Each entry that follows should be retyped in full and exactly.
+ + +
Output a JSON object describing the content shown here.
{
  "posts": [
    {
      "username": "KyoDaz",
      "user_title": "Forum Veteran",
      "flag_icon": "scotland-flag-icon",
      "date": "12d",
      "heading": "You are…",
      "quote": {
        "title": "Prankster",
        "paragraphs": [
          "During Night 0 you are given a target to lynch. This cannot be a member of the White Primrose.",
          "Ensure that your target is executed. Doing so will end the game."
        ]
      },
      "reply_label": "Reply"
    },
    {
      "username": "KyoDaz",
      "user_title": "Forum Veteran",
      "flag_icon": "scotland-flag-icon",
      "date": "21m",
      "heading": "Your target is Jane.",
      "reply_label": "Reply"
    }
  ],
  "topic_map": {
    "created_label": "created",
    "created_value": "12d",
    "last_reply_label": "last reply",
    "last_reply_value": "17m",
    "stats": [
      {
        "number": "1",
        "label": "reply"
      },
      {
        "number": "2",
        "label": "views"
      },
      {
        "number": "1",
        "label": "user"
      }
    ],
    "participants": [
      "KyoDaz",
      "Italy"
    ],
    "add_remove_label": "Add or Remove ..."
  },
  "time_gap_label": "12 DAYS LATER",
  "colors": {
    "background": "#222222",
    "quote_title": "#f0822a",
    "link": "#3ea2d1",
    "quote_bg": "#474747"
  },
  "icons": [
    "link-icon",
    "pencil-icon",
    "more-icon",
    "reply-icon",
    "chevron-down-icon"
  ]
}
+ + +
Result of this task.
Output a JSON object describing the content shown here.
{
  "posts": [
    {
      "username": "KyoDaz",
      "user_title": "Forum Veteran",
      "flag_icon": "scotland-flag-icon",
      "date": "12d",
      "heading": "You are…",
      "quote": {
        "title": "Prankster",
        "paragraphs": [
          "During Night 0 you are given a target to lynch. This cannot be a member of the White Primrose.",
          "Ensure that your target is executed. Doing so will end the game."
        ]
      },
      "reply_label": "Reply"
    },
    {
      "username": "KyoDaz",
      "user_title": "Forum Veteran",
      "flag_icon": "scotland-flag-icon",
      "date": "21m",
      "heading": "Your target is Jane.",
      "reply_label": "Reply"
    }
  ],
  "topic_map": {
    "created_label": "created",
    "created_value": "12d",
    "last_reply_label": "last reply",
    "last_reply_value": "17m",
    "stats": [
      {
        "number": "1",
        "label": "reply"
      },
      {
        "number": "2",
        "label": "views"
      },
      {
        "number": "1",
        "label": "user"
      }
    ],
    "participants": [
      "KyoDaz",
      "Italy"
    ],
    "add_remove_label": "Add or Remove ..."
  },
  "time_gap_label": "12 DAYS LATER",
  "colors": {
    "background": "#222222",
    "quote_title": "#f0822a",
    "link": "#3ea2d1",
    "quote_bg": "#474747"
  },
  "icons": [
    "link-icon",
    "pencil-icon",
    "more-icon",
    "reply-icon",
    "chevron-down-icon"
  ]
}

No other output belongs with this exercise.